[[ Data shown, beginning ]]

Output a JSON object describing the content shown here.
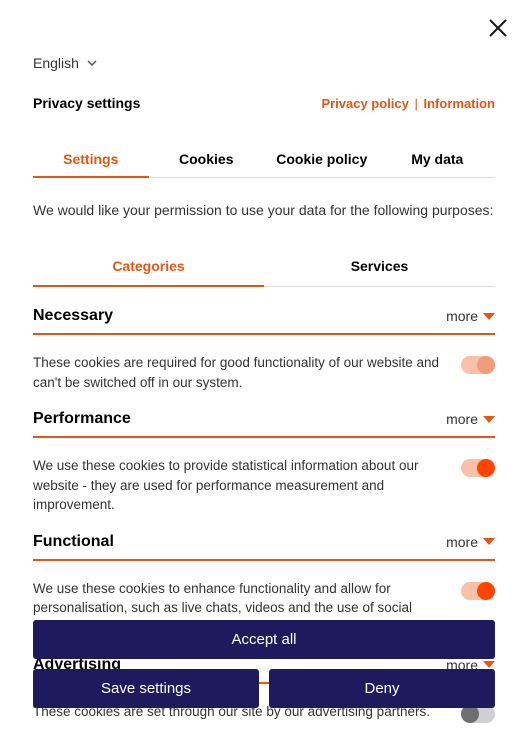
{
  "close_label": "Close",
  "language": {
    "current": "English"
  },
  "header": {
    "title": "Privacy settings",
    "privacy_policy": "Privacy policy",
    "information": "Information"
  },
  "main_tabs": {
    "settings": "Settings",
    "cookies": "Cookies",
    "cookie_policy": "Cookie policy",
    "my_data": "My data"
  },
  "intro": "We would like your permission to use your data for the following purposes:",
  "sub_tabs": {
    "categories": "Categories",
    "services": "Services"
  },
  "more_label": "more",
  "categories": {
    "necessary": {
      "title": "Necessary",
      "desc": "These cookies are required for good functionality of our website and can't be switched off in our system."
    },
    "performance": {
      "title": "Performance",
      "desc": "We use these cookies to provide statistical information about our website - they are used for performance measurement and improvement."
    },
    "functional": {
      "title": "Functional",
      "desc": "We use these cookies to enhance functionality and allow for personalisation, such as live chats, videos and the use of social media."
    },
    "advertising": {
      "title": "Advertising",
      "desc": "These cookies are set through our site by our advertising partners."
    }
  },
  "buttons": {
    "accept_all": "Accept all",
    "save_settings": "Save settings",
    "deny": "Deny"
  }
}
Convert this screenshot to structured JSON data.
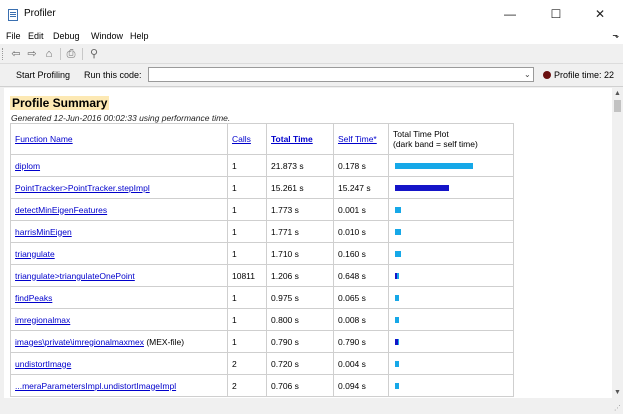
{
  "window": {
    "title": "Profiler",
    "minimize": "—",
    "maximize": "☐",
    "close": "✕"
  },
  "menu": {
    "items": [
      "File",
      "Edit",
      "Debug",
      "Window",
      "Help"
    ],
    "overflow": "⬎"
  },
  "toolbar": {
    "back": "⇦",
    "forward": "⇨",
    "home": "⌂",
    "print": "⎙",
    "find": "⚲"
  },
  "runbar": {
    "start_profiling": "Start Profiling",
    "run_this_code": "Run this code:",
    "input_value": "",
    "profile_time": "Profile time: 22"
  },
  "summary": {
    "title": "Profile Summary",
    "generated": "Generated 12-Jun-2016 00:02:33 using performance time.",
    "headers": {
      "function_name": "Function Name",
      "calls": "Calls",
      "total_time": "Total Time",
      "self_time": "Self Time*",
      "plot_line1": "Total Time Plot",
      "plot_line2": "(dark band = self time)"
    },
    "rows": [
      {
        "name": "diplom",
        "suffix": "",
        "calls": "1",
        "total": "21.873 s",
        "self": "0.178 s",
        "total_s": 21.873,
        "self_s": 0.178
      },
      {
        "name": "PointTracker>PointTracker.stepImpl",
        "suffix": "",
        "calls": "1",
        "total": "15.261 s",
        "self": "15.247 s",
        "total_s": 15.261,
        "self_s": 15.247
      },
      {
        "name": "detectMinEigenFeatures",
        "suffix": "",
        "calls": "1",
        "total": "1.773 s",
        "self": "0.001 s",
        "total_s": 1.773,
        "self_s": 0.001
      },
      {
        "name": "harrisMinEigen",
        "suffix": "",
        "calls": "1",
        "total": "1.771 s",
        "self": "0.010 s",
        "total_s": 1.771,
        "self_s": 0.01
      },
      {
        "name": "triangulate",
        "suffix": "",
        "calls": "1",
        "total": "1.710 s",
        "self": "0.160 s",
        "total_s": 1.71,
        "self_s": 0.16
      },
      {
        "name": "triangulate>triangulateOnePoint",
        "suffix": "",
        "calls": "10811",
        "total": "1.206 s",
        "self": "0.648 s",
        "total_s": 1.206,
        "self_s": 0.648
      },
      {
        "name": "findPeaks",
        "suffix": "",
        "calls": "1",
        "total": "0.975 s",
        "self": "0.065 s",
        "total_s": 0.975,
        "self_s": 0.065
      },
      {
        "name": "imregionalmax",
        "suffix": "",
        "calls": "1",
        "total": "0.800 s",
        "self": "0.008 s",
        "total_s": 0.8,
        "self_s": 0.008
      },
      {
        "name": "images\\private\\imregionalmaxmex",
        "suffix": " (MEX-file)",
        "calls": "1",
        "total": "0.790 s",
        "self": "0.790 s",
        "total_s": 0.79,
        "self_s": 0.79
      },
      {
        "name": "undistortImage",
        "suffix": "",
        "calls": "2",
        "total": "0.720 s",
        "self": "0.004 s",
        "total_s": 0.72,
        "self_s": 0.004
      },
      {
        "name": "...meraParametersImpl.undistortImageImpl",
        "suffix": "",
        "calls": "2",
        "total": "0.706 s",
        "self": "0.094 s",
        "total_s": 0.706,
        "self_s": 0.094
      }
    ]
  },
  "colors": {
    "bar_total": "#16a8e8",
    "bar_self": "#1414c8",
    "link": "#0000cc",
    "title_highlight": "#fde9b4"
  }
}
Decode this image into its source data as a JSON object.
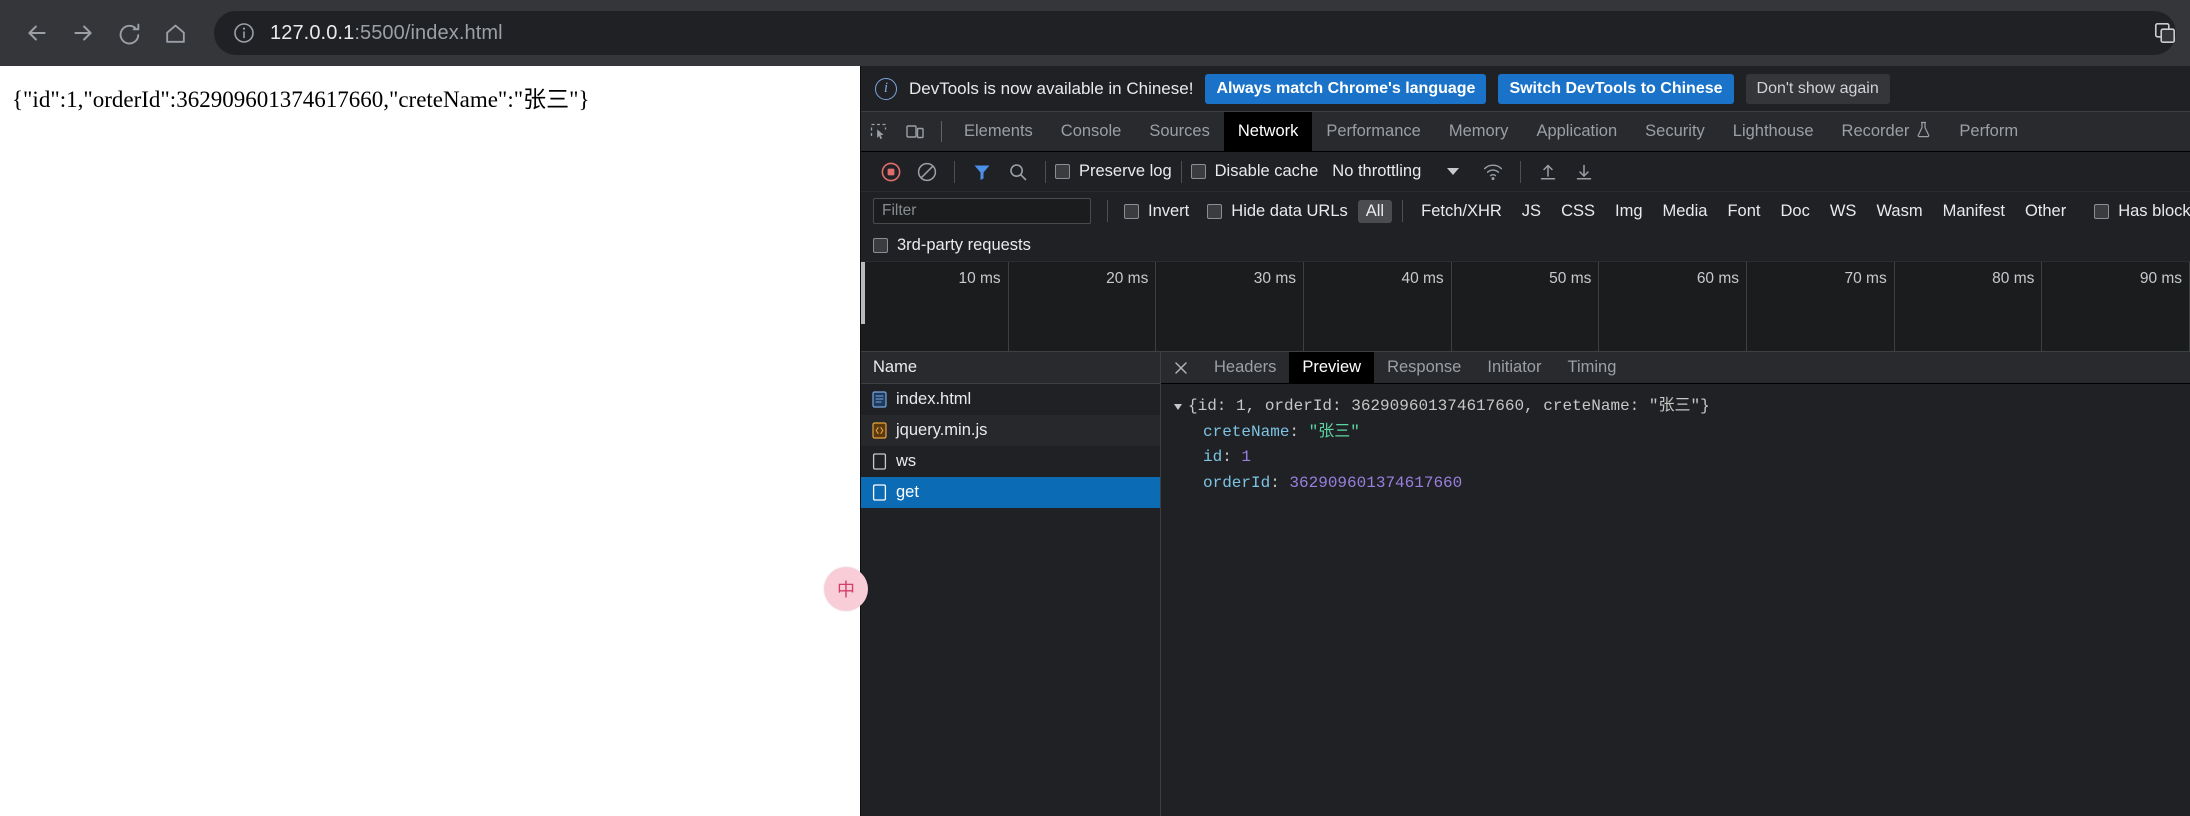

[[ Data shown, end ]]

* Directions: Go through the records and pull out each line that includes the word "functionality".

* Written answer:
      "desc": "These cookies are required for good functionality of our website and can't be switched off in our system."
      "desc": "We use these cookies to enhance functionality and allow for personalisation, such as live chats, videos and the use of social media."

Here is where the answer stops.